Did you catch the second installment in our How to Homeschool series on Facebook Live this morning? First grade teacher Mrs. Lamb was back on our channel sharing more tips. Today, she highlighted three great ways to keep your students engaged in their work at home. And, we loved seeing comments rolling in from parents who said they were trying her calming techniques right along with her and seeing results! Today, let’s dive into energy, stamina, and poetry.
1. How to Release Energy
Kids are naturally energetic, and sometimes their energy levels feel even higher when they’re at home. Because they still need to complete their schoolwork (and parents need to work!), the best thing to do is to encourage your kids to release their energy through movement breaks. Here are a few of Mrs. Lamb’s top suggestions:
Go Noodle: Go Noodle specializes in educational games and activities for students, especially those who are in elementary school. The best part is each game requires students to move their bodies in order to reach the next level (think: waving arms, jumping, dancing, and yoga).
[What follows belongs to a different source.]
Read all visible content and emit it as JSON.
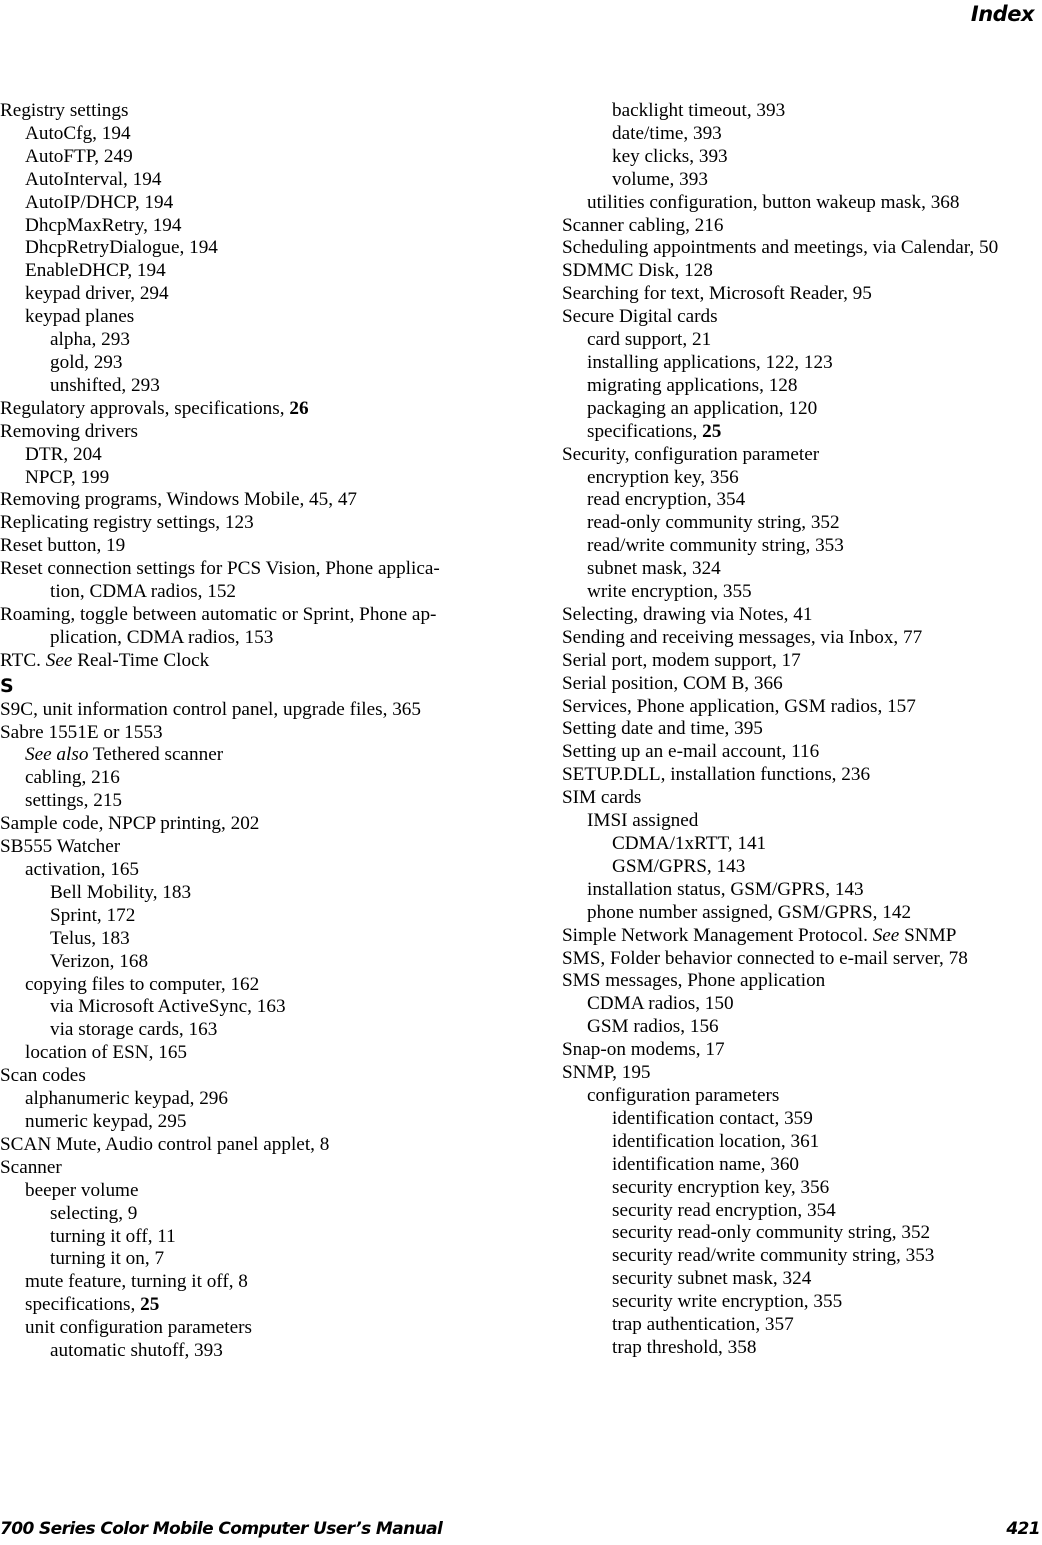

Yoga: If you want to encourage your student to release their energy and practice relaxation at the same time, turn to Cosmic Kids Yoga.
Flashcard Stair Race: Mrs. Lamb said she frequently writes a sight word on a flashcard and places one flashcard on every stair. Then, her kids have to run up and down the stairs and read while they get their wiggles out. This trick would also work well with math problems!
HIIT Workout: Many adults have learned the positives about HIIT workouts, and they’re great for kids too. Frog jumps, bear walks, cheetah runs (running in place!), and elephant stomps are all part of the workout. Kidokinetics has great videos on their website!
Wall Pushups: Rather than doing pushups on the group, encourage your student to do them against a wall. Place hands shoulder-width apart and lean into the wall as though you’re doing a pushup. Think about completing these in reps of 5-10.
Resistance Bands: Mrs. Lamb said she has placed resistance bands around chairs for her kids to use to exercise their legs while working on their schoolwork at the table.
Calming Techniques: These were definitely the fan favorite!
- Belly Breathing: Breathe in for 5 counts and out for 5 counts.
- Smelling Cake & Blowing Out Candles: Imagine you’re smelling cake. Then blow out the candles. The idea is a fun visual one, and you will still want to breathe in and out for 5 counts.
- Starfish Hands: Spread your hand out on the table. Then trace it with your other hand. You could also trace your hand with a pencil onto paper.
2. How to Keep Stamina Up
If you decide you want to run a marathon, most don’t go outside and run 26.2 miles the next day. Instead, you need to train in order to build up endurance and stamina. In order to learn to spend more time reading, learning, or working independently, kids need to build up their stamina in the same way. Mrs. Lamb offered these great tips!
Set a Timer: Mrs. Lamb used the idea of encouraging students to read independently. She said she will set a timer, and ask her kids to choose a book to read or look at the pictures until the buzzer sounds. Think about starting with 5-10 minutes, depending on your child’s age, and add 2 minutes to the timer each day to build up to longer stretches.
Celebrate Small Wins: Mrs. Lamb related this suggestion back to the Gem Jar from our last post. Decide with your child what you would like your goal to be (maybe it’s 3 consecutive days of independent reading). Then celebrate the win! Mrs. Lamb mentioned her students love flashlight reading. Turn out the lights in a room and read a book with a flashlight.
3. How to Celebrate Poetry Month
April is Poetry Month, and many students would have been celebrating at school. So, celebrate at home and keep your kids engaged in reading and writing! Here’s what Mrs. Lamb suggests.
Read Poetry: This is the easiest way to celebrate! Check out famed (and fun!) poets, like Shel Silverstein, online.
Try Writing a Poem: Writing a poem in the shape of an object or writing about a color are great ways to introduce poetry. In terms of writing about colors, a go-to prompt is to describe a color using all five senses:
- What does the color look like?
- What does the color sound like?
- What does the color smell like?
- What does the color taste like?
- What does the color feel like?
Submit to a Poetry Contest: Mrs. Lamb noted there are plenty of contests kids of all ages can submit to! Try searching in your local area or find a contest online.
At the end of her Live, Mrs. Lamb answered questions from how to celebrate Earth Day to the books she loves for elementary school students and more! Make sure to watch the complete segment on our Facebook page.
Great news! Mrs. Lamb will be back for another segment on Thursday. We’ll see you on Facebook!